“The idea of parents allowing their children to learn handwork while in school is not just a good idea but the best idea whether the country’s economy is okay or not. The person I love so much in my life is my dad although he is now late. Everything he told me has come to pass. He was the one that advised me to go and learn any handwork of my choice, if I didn’t listen to him there is no way I will be where I am today. So parents should encourage their kids to learn handwork, it doesn’t have to be tyre servicing. Any area your child expresses interest, let he or she follow that path.

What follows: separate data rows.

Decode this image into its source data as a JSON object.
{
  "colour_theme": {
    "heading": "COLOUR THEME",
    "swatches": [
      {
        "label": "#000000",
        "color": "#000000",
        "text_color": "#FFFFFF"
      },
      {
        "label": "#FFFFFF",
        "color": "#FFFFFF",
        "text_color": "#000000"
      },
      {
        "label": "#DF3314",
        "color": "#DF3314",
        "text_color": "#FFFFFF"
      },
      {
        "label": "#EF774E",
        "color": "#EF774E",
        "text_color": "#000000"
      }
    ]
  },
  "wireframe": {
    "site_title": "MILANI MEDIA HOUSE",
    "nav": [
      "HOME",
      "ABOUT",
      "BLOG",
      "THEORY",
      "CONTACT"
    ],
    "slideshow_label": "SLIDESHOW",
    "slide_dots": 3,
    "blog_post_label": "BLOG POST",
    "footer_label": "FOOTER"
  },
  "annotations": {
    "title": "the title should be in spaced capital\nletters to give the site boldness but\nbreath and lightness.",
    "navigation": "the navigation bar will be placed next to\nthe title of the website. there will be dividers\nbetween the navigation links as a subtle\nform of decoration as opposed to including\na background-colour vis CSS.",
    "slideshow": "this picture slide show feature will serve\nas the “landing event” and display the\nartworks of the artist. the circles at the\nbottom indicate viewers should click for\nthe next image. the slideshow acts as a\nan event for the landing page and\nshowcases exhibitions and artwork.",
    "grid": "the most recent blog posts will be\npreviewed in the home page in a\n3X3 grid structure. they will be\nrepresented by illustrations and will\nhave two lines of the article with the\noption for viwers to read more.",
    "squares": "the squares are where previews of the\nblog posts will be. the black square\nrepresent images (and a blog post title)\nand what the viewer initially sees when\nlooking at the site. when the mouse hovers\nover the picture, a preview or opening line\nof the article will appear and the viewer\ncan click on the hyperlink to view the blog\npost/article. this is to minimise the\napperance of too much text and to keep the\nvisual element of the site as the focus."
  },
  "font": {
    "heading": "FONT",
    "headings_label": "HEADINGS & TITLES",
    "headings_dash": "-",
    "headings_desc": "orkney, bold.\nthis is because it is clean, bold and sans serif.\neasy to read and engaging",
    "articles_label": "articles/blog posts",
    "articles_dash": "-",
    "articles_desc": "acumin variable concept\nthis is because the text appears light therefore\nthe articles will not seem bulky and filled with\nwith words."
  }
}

“At the stage Goodluck is, I cannot leave a car to him by himself to handle because the work is done stage by stage. There is a alignment, wheel balancing, vulcanizing, patching, service, oil drain and all of that. At the stage he is now, I can leave a car for him to gauge, because of his strength he cannot change tyre all by himself because some of the nuts are stiff and hard to loosen. Even though he has the knowledge on how to go about doing these things, he doesn’t have the commensurate strength to carry it out. He can also handle patching for now, he can pull out the tyre for patching. My child is also interested in the work I’m doing because he saw Goodluck but where I live is far from my work station. So he learns around the house area, another of my outfit not far from the house.”